How does a board of directors know what’s going on so action can be taken before a hostile workplace environment permeates the corporate culture, with all the associated damage to the company? An effective board will have good knowledge of the company’s culture through a variety of ways: It will receive reports from not only the CEO but also key executives, both in the boardroom and other meetings. There will be one-on-ones at dinner or otherwise for informal yet meaningful discussions. Private board meetings take place with the chief compliance officer, chief risk officer, legal counsel, internal audit, external audit, and others positioned to know what is truly going on in the organization—including such matters as multimillion-dollar settlement payments. Certainly the CEO needs to know of these meetings and, unless fingers point directly at him or her, the CEO needs to be apprised of important information communicated. Information also is obtained via whistleblower or helplines or similar reporting channels, with a sharp focus on whether those vehicles are trusted to ensure anonymity and action.

Directors at many companies increasingly are getting out into the field, talking directly with production, supply chain, sales, HR, and other personnel—not only with managers, but also with those doing the hands-on day-to-day work. These discussions can provide critically important information about what really goes on in the organization. Certainly board members are not auditors and are not positioned to, nor should they, take inordinate amounts of time to look deeply into the bowels of the company. But experienced and insightful former executives sitting on a board can learn much by asking a few relevant questions.

Another effective way for a board to learn what’s going on is through what’s sometimes called a risk-culture survey. Done well, a carefully constructed questionnaire is distributed periodically by management to company personnel—to all employees at once or on a rotating basis. The feedback must be carefully analyzed and corrective action initiated. Importantly, it’s not necessarily the information garnered from one set of responses, but rather trend lines over time, along with clear feedback to personnel that management is taking the results seriously and formulating and carrying out plans to deal directly with problems as needed. To obtain honest feedback, it is absolutely critical that assurances of anonymity are believed. To help gain trust, it can be useful to utilize an outside firm and make clear the information is provided to one executive, such as the company’s chief compliance officer. The board must be provided the results, and the CEO as well, though if there are issues related to the CEO’s actions the report may need to be redacted.

Experience shows it’s not common for a CEO to be the source of such cultural problems. But it can happen, and the board needs to learn about and deal with it.

But what to do when the CEO is also chairman, as appears to be the case at Fox News? That’s why board independence is so important. Survey results and other information garnered need to be understood by an independent committee, such as audit, with further discussions in private meetings of the independent directors, so that any indications of improper behavior and related cultural problems are dealt with swiftly and appropriately. Unless such problems are fully addressed, including dealing with all of the executives involved with misdeeds, the damage can be severe and long-lasting.

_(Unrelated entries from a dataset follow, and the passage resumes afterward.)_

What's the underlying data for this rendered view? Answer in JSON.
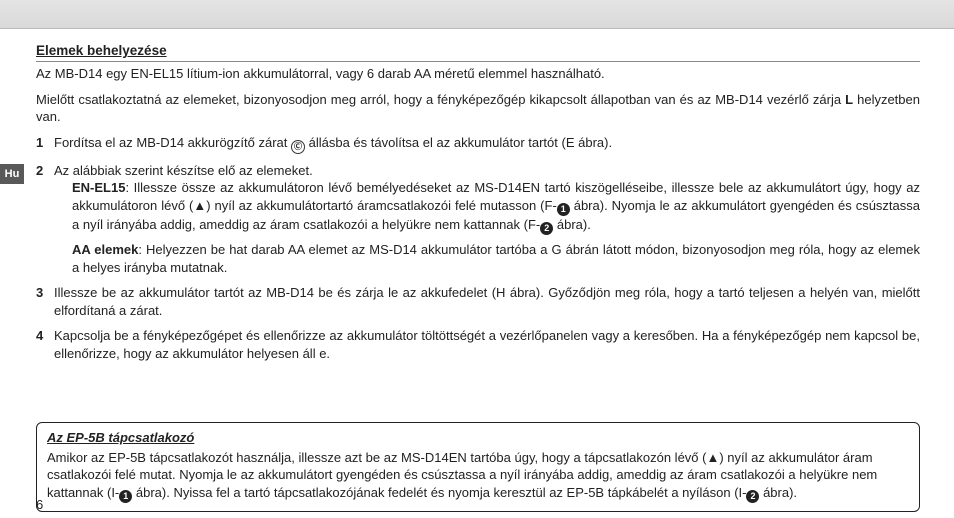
{
  "language_tab": "Hu",
  "section_title": "Elemek behelyezése",
  "intro": "Az MB-D14 egy EN-EL15 lítium-ion akkumulátorral, vagy 6 darab AA méretű elemmel használható.",
  "precheck_a": "Mielőtt csatlakoztatná az elemeket, bizonyosodjon meg arról, hogy a fényképezőgép kikapcsolt állapotban van és az MB-D14 vezérlő zárja ",
  "precheck_lock": "L",
  "precheck_b": " helyzetben van.",
  "step1_a": "Fordítsa el az MB-D14 akkurögzítő zárat ",
  "step1_b": " állásba és távolítsa el az akkumulátor tartót (E ábra).",
  "step2": "Az alábbiak szerint készítse elő az elemeket.",
  "enel_label": "EN-EL15",
  "enel_a": ": Illessze össze az akkumulátoron lévő bemélyedéseket az MS-D14EN tartó kiszögelléseibe, illessze bele az akkumulátort úgy, hogy az akkumulátoron lévő (",
  "enel_b": ") nyíl az akkumulátortartó áramcsatlakozói felé mutasson (F-",
  "enel_c": " ábra). Nyomja le az akkumulátort gyengéden és csúsztassa a nyíl irányába addig, ameddig az áram csatlakozói a helyükre nem kattannak (F-",
  "enel_d": " ábra).",
  "aa_label": "AA elemek",
  "aa_text": ": Helyezzen be hat darab AA elemet az MS-D14 akkumulátor tartóba a G ábrán látott módon, bizonyosodjon meg róla, hogy az elemek a helyes irányba mutatnak.",
  "step3": "Illessze be az akkumulátor tartót az MB-D14 be és zárja le az akkufedelet (H ábra). Győződjön meg róla, hogy a tartó teljesen a helyén van, mielőtt elfordítaná a zárat.",
  "step4": "Kapcsolja be a fényképezőgépet és ellenőrizze az akkumulátor töltöttségét a vezérlőpanelen vagy a keresőben. Ha a fényképezőgép nem kapcsol be, ellenőrizze, hogy az akkumulátor helyesen áll e.",
  "callout_title": "Az EP-5B tápcsatlakozó",
  "callout_a": "Amikor az EP-5B tápcsatlakozót használja, illessze azt be az MS-D14EN tartóba úgy, hogy a tápcsatlakozón lévő (",
  "callout_b": ") nyíl az akkumulátor áram csatlakozói felé mutat. Nyomja le az akkumulátort gyengéden és csúsztassa a nyíl irányába addig, ameddig az áram csatlakozói a helyükre nem kattannak (I-",
  "callout_c": " ábra). Nyissa fel a tartó tápcsatlakozójának fedelét és nyomja keresztül az EP-5B tápkábelét a nyíláson (I-",
  "callout_d": " ábra).",
  "circ1": "1",
  "circ2": "2",
  "triangle": "▲",
  "lock_glyph": "🔓",
  "page_number": "6"
}
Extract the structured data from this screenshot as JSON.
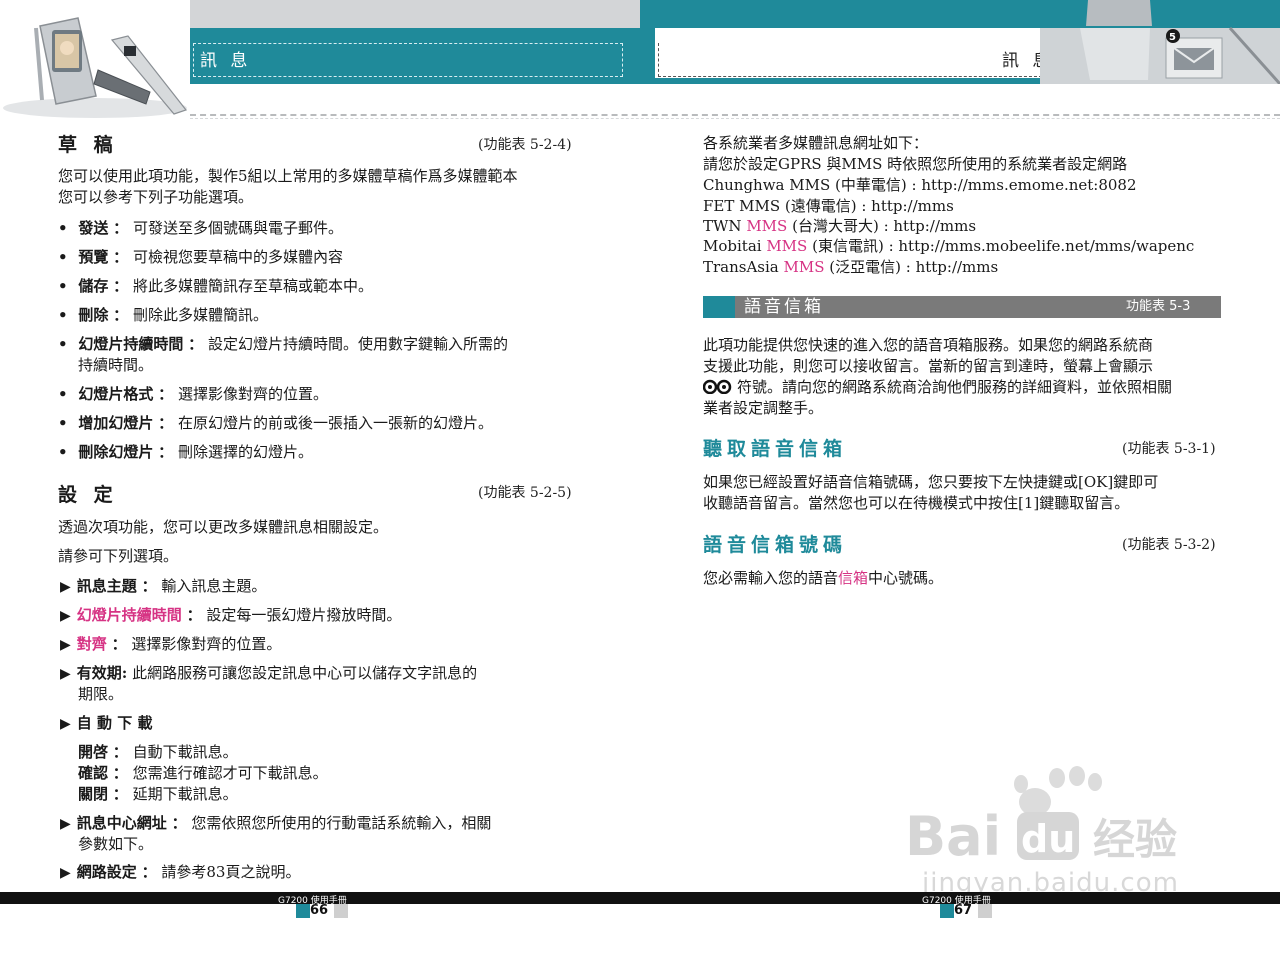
{
  "header": {
    "left_title": "訊 息",
    "right_title": "訊 息",
    "chapter_badge": "5"
  },
  "left": {
    "draft": {
      "title": "草 稿",
      "ref": "(功能表 5-2-4)",
      "intro1": "您可以使用此項功能，製作5組以上常用的多媒體草稿作爲多媒體範本",
      "intro2": "您可以參考下列子功能選項。",
      "items": [
        {
          "label": "發送",
          "sep": "：",
          "text": "可發送至多個號碼與電子郵件。"
        },
        {
          "label": "預覽",
          "sep": "：",
          "text": "可檢視您要草稿中的多媒體內容"
        },
        {
          "label": "儲存",
          "sep": "：",
          "text": "將此多媒體簡訊存至草稿或範本中。"
        },
        {
          "label": "刪除",
          "sep": "：",
          "text": "刪除此多媒體簡訊。"
        },
        {
          "label": "幻燈片持續時間",
          "sep": "：",
          "text": "設定幻燈片持續時間。使用數字鍵輸入所需的",
          "text2": "持續時間。"
        },
        {
          "label": "幻燈片格式",
          "sep": "：",
          "text": "選擇影像對齊的位置。"
        },
        {
          "label": "增加幻燈片",
          "sep": "：",
          "text": "在原幻燈片的前或後一張插入一張新的幻燈片。"
        },
        {
          "label": "刪除幻燈片",
          "sep": "：",
          "text": "刪除選擇的幻燈片。"
        }
      ]
    },
    "settings": {
      "title": "設 定",
      "ref": "(功能表 5-2-5)",
      "intro1": "透過次項功能，您可以更改多媒體訊息相關設定。",
      "intro2": "請參可下列選項。",
      "items": [
        {
          "label": "訊息主題",
          "sep": "：",
          "text": "輸入訊息主題。"
        },
        {
          "label": "幻燈片持續時間",
          "sep": "：",
          "text": "設定每一張幻燈片撥放時間。"
        },
        {
          "label": "對齊",
          "sep": "：",
          "text": "選擇影像對齊的位置。"
        },
        {
          "label": "有效期:",
          "sep": "",
          "text": "此網路服務可讓您設定訊息中心可以儲存文字訊息的",
          "text2": "期限。"
        },
        {
          "label": "自 動 下 載",
          "sep": "",
          "text": ""
        },
        {
          "label": "訊息中心網址",
          "sep": "：",
          "text": "您需依照您所使用的行動電話系統輸入，相關",
          "text2": "參數如下。"
        },
        {
          "label": "網路設定",
          "sep": "：",
          "text": "請參考83頁之說明。"
        }
      ],
      "autodl": [
        {
          "label": "開啓",
          "sep": "：",
          "text": "自動下載訊息。"
        },
        {
          "label": "確認",
          "sep": "：",
          "text": "您需進行確認才可下載訊息。"
        },
        {
          "label": "關閉",
          "sep": "：",
          "text": "延期下載訊息。"
        }
      ]
    },
    "footer": {
      "manual": "G7200 使用手冊",
      "page": "66"
    }
  },
  "right": {
    "mms_urls": {
      "line1": "各系統業者多媒體訊息網址如下：",
      "line2": "請您於設定GPRS 與MMS 時依照您所使用的系統業者設定網路",
      "rows": [
        {
          "pre": "Chunghwa MMS (中華電信) : http://mms.emome.net:8082",
          "mms": "",
          "post": ""
        },
        {
          "pre": "FET MMS (遠傳電信) : http://mms",
          "mms": "",
          "post": ""
        },
        {
          "pre": "TWN ",
          "mms": "MMS",
          "post": " (台灣大哥大) : http://mms"
        },
        {
          "pre": "Mobitai ",
          "mms": "MMS",
          "post": " (東信電訊) : http://mms.mobeelife.net/mms/wapenc"
        },
        {
          "pre": "TransAsia ",
          "mms": "MMS",
          "post": " (泛亞電信) : http://mms"
        }
      ]
    },
    "voicemail": {
      "bar_title": "語音信箱",
      "bar_ref": "功能表  5-3",
      "intro": [
        "此項功能提供您快速的進入您的語音項箱服務。如果您的網路系統商",
        "支援此功能，則您可以接收留言。當新的留言到達時，螢幕上會顯示",
        "符號。請向您的網路系統商洽詢他們服務的詳細資料，並依照相關",
        "業者設定調整手。"
      ]
    },
    "listen": {
      "title": "聽取語音信箱",
      "ref": "(功能表 5-3-1)",
      "lines": [
        "如果您已經設置好語音信箱號碼，您只要按下左快捷鍵或[OK]鍵即可",
        "收聽語音留言。當然您也可以在待機模式中按住[1]鍵聽取留言。"
      ]
    },
    "number": {
      "title": "語音信箱號碼",
      "ref": "(功能表 5-3-2)",
      "pre": "您必需輸入您的語音",
      "pink": "信箱",
      "post": "中心號碼。"
    },
    "footer": {
      "manual": "G7200 使用手冊",
      "page": "67"
    }
  },
  "watermark": {
    "brand": "Bai",
    "brand2": "du",
    "cn": "经验",
    "url": "jingyan.baidu.com"
  },
  "colors": {
    "teal": "#1f8a9a",
    "pink": "#d63384",
    "gray_bar": "#7a7a7a"
  }
}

Back at Fox News, it’s now been reported that Gretchen Carlson has settled for a payment of $20 million, along with an apology from Fox News, and the company is in settlement negotiations with other women. Roger Ailes resigned on July 21st, a mere 15 days after Carlson filed her lawsuit. Ailes received $40 million as part of his exit agreement and will continue to consult interim CEO Rupert Murdoch through 2018. What will happen at Fox News going forward remains to be seen. We’ll be watching with interest.